The local ordinance specifically states that “dangerous weapons” include any object or device designed or intended to inflict serious injury upon people or property, such as:
If you have been charged with violating this ordinance by possessing a firearm, or other deadly weapon, at Charlotte Douglas International Airport, call our defense attorneys immediately. You may be arrested and will be charged with a crime if you are found in possession of a gun or other weapon on airport property. You also will face fines from the TSA. In this situation, the best way to protect yourself is to hire an experienced lawyer to defend you against these weapons charges.
There are numerous exceptions to Charlotte’s ordinance against dangerous weapons on city property, which is why it’s important to talk with an attorney right away.
You may not be charged with a crime if you are:
If you have been charged with violating this ordinance, yet you fit into one of these exceptions, call us at Randall & Stump, Criminal Defense Attorneys today. This may be a strong defense to the charges against you. When there is a relevant exception, we can use this to pursue a dismissal of the charges.

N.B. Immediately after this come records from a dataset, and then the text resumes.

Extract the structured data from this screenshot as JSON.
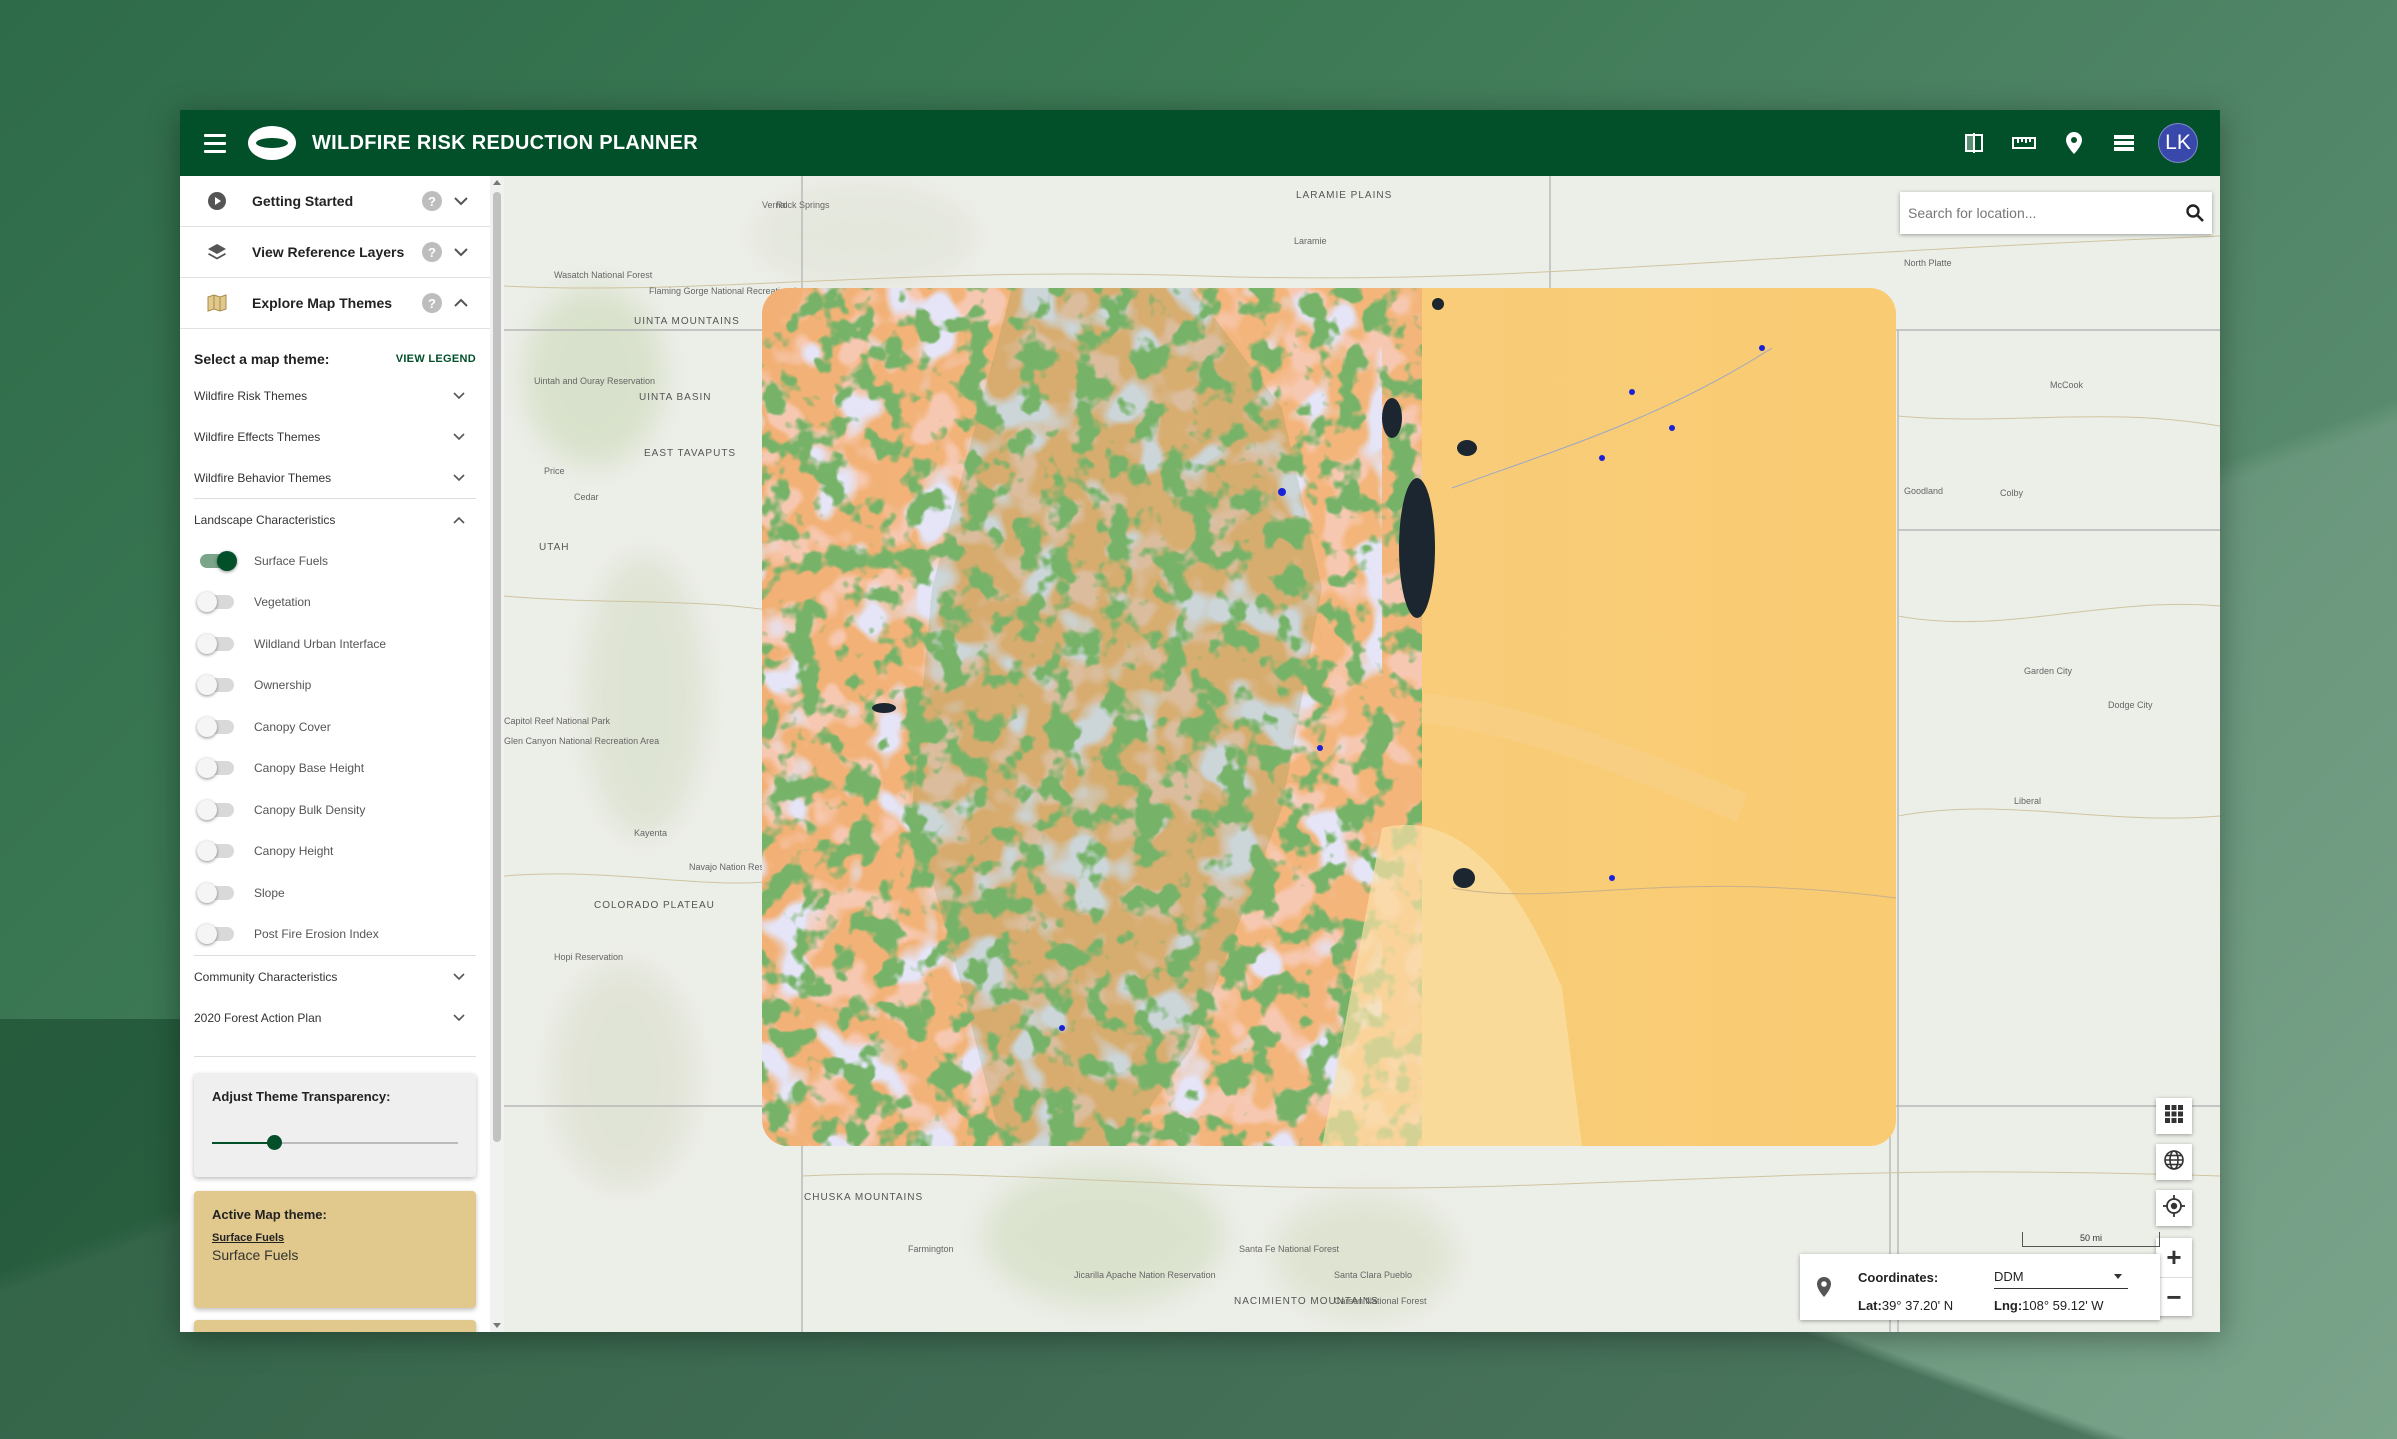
{
  "app": {
    "title": "WILDFIRE RISK REDUCTION PLANNER",
    "user_initials": "LK"
  },
  "colors": {
    "brand": "#02502a",
    "accent_card": "#e1c88c"
  },
  "top_actions": [
    {
      "name": "compare-icon"
    },
    {
      "name": "measure-ruler-icon"
    },
    {
      "name": "location-pin-icon"
    },
    {
      "name": "layers-list-icon"
    }
  ],
  "sidebar": {
    "sections": [
      {
        "label": "Getting Started",
        "icon": "play-circle-icon",
        "expanded": false
      },
      {
        "label": "View Reference Layers",
        "icon": "layers-icon",
        "expanded": false
      },
      {
        "label": "Explore Map Themes",
        "icon": "map-icon",
        "expanded": true
      }
    ],
    "help_symbol": "?",
    "select_theme_label": "Select a map theme:",
    "view_legend_label": "VIEW LEGEND",
    "categories": [
      {
        "label": "Wildfire Risk Themes"
      },
      {
        "label": "Wildfire Effects Themes"
      },
      {
        "label": "Wildfire Behavior Themes"
      }
    ],
    "landscape": {
      "label": "Landscape Characteristics",
      "layers": [
        {
          "label": "Surface Fuels",
          "on": true
        },
        {
          "label": "Vegetation",
          "on": false
        },
        {
          "label": "Wildland Urban Interface",
          "on": false
        },
        {
          "label": "Ownership",
          "on": false
        },
        {
          "label": "Canopy Cover",
          "on": false
        },
        {
          "label": "Canopy Base Height",
          "on": false
        },
        {
          "label": "Canopy Bulk Density",
          "on": false
        },
        {
          "label": "Canopy Height",
          "on": false
        },
        {
          "label": "Slope",
          "on": false
        },
        {
          "label": "Post Fire Erosion Index",
          "on": false
        }
      ]
    },
    "more_categories": [
      {
        "label": "Community Characteristics"
      },
      {
        "label": "2020 Forest Action Plan"
      }
    ],
    "transparency": {
      "label": "Adjust Theme Transparency:",
      "value": 0.25
    },
    "active_theme": {
      "label": "Active Map theme:",
      "link": "Surface Fuels",
      "name": "Surface Fuels"
    }
  },
  "map": {
    "search_placeholder": "Search for location...",
    "scale_label": "50 mi",
    "coordinates": {
      "label": "Coordinates:",
      "format": "DDM",
      "lat_label": "Lat:",
      "lat_value": "39° 37.20' N",
      "lng_label": "Lng:",
      "lng_value": "108° 59.12' W"
    },
    "places": [
      "Rock Springs",
      "LARAMIE PLAINS",
      "Laramie",
      "North Platte",
      "Wasatch National Forest",
      "Flaming Gorge National Recreation Area",
      "Vernal",
      "UINTA MOUNTAINS",
      "UINTA BASIN",
      "Uintah and Ouray Reservation",
      "EAST TAVAPUTS",
      "Price",
      "Cedar",
      "UTAH",
      "McCook",
      "Goodland",
      "Colby",
      "Garden City",
      "Dodge City",
      "Liberal",
      "Kayenta",
      "Farmington",
      "Jicarilla Apache Nation Reservation",
      "Carson National Forest",
      "Navajo Nation Reservation",
      "CHUSKA MOUNTAINS",
      "COLORADO PLATEAU",
      "Santa Fe National Forest",
      "Santa Clara Pueblo",
      "NACIMIENTO MOUNTAINS",
      "Hopi Reservation",
      "Capitol Reef National Park",
      "Glen Canyon National Recreation Area"
    ]
  }
}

If you are caught with a firearm on your person or in your bag at Charlotte Douglas International Airport, you will likely face Class 1 misdemeanor charges. A conviction for this offense brings up to 120 days in jail, fines, and a permanent criminal record. If the judge chooses an intermediate punishment for you, you might avoid time in jail but be subject to probation, house arrest with electronic monitoring, community service, and more.
But your sentence isn’t the end of it. With a weapons offense conviction on your record, you could face many collateral consequences that impact your career, daily life, and family.
In addition to your criminal charge for possessing a firearm at the airport, you will also face very steep TSA-imposed fines. There are strict regulations regarding how you may transport firearms and ammunition through an airport. A gun must be unloaded and locked in a hard-sided container. You must check it and declare it to the airline, and you cannot carry it on the plane. You should never bring a firearm or the locked container to the security checkpoint. Other firearm parts, including magazines, clips, and firing pins, also must be transported in checked luggage.
If a TSA employee finds you have a loaded gun in the airport, you will be charged with a crime and face civil fines. Also, if you have an unloaded gun that is not stored and transported properly, you will face charges and civil fines.
The typical fine for trying to bring a handgun through security is thousands of dollars. For certain types of firearms, like BB guns, compressed air guns, and flare pistols, The TSA fine can be between $330 and $1,960. For an unloaded firearm, you can be fined between $1,960 and $3,920 per violation. Loaded firearms, or unloaded firearms with accessible ammunition, can lead to fines between $3,920 and $9,800.
You also may be fined if the TSA finds an inappropriately stored firearm in your checked luggage. The TSA fine can be between $650 and $1,310 for undeclared or improperly packed firearms and between $1,310 and $2,610 for loaded firearms.
When you face thousands of dollars in fines from the TSA, do not assume you should write a check. An experienced defense lawyer can request a hearing with the TSA lawyers and negotiate for lower fines. Our attorneys at Randall & Stump, Criminal Defense Attorneys are experienced in negotiating with the TSA and getting our client’s fines substantially reduced after they’ve been caught in possession of a firearm at the airport.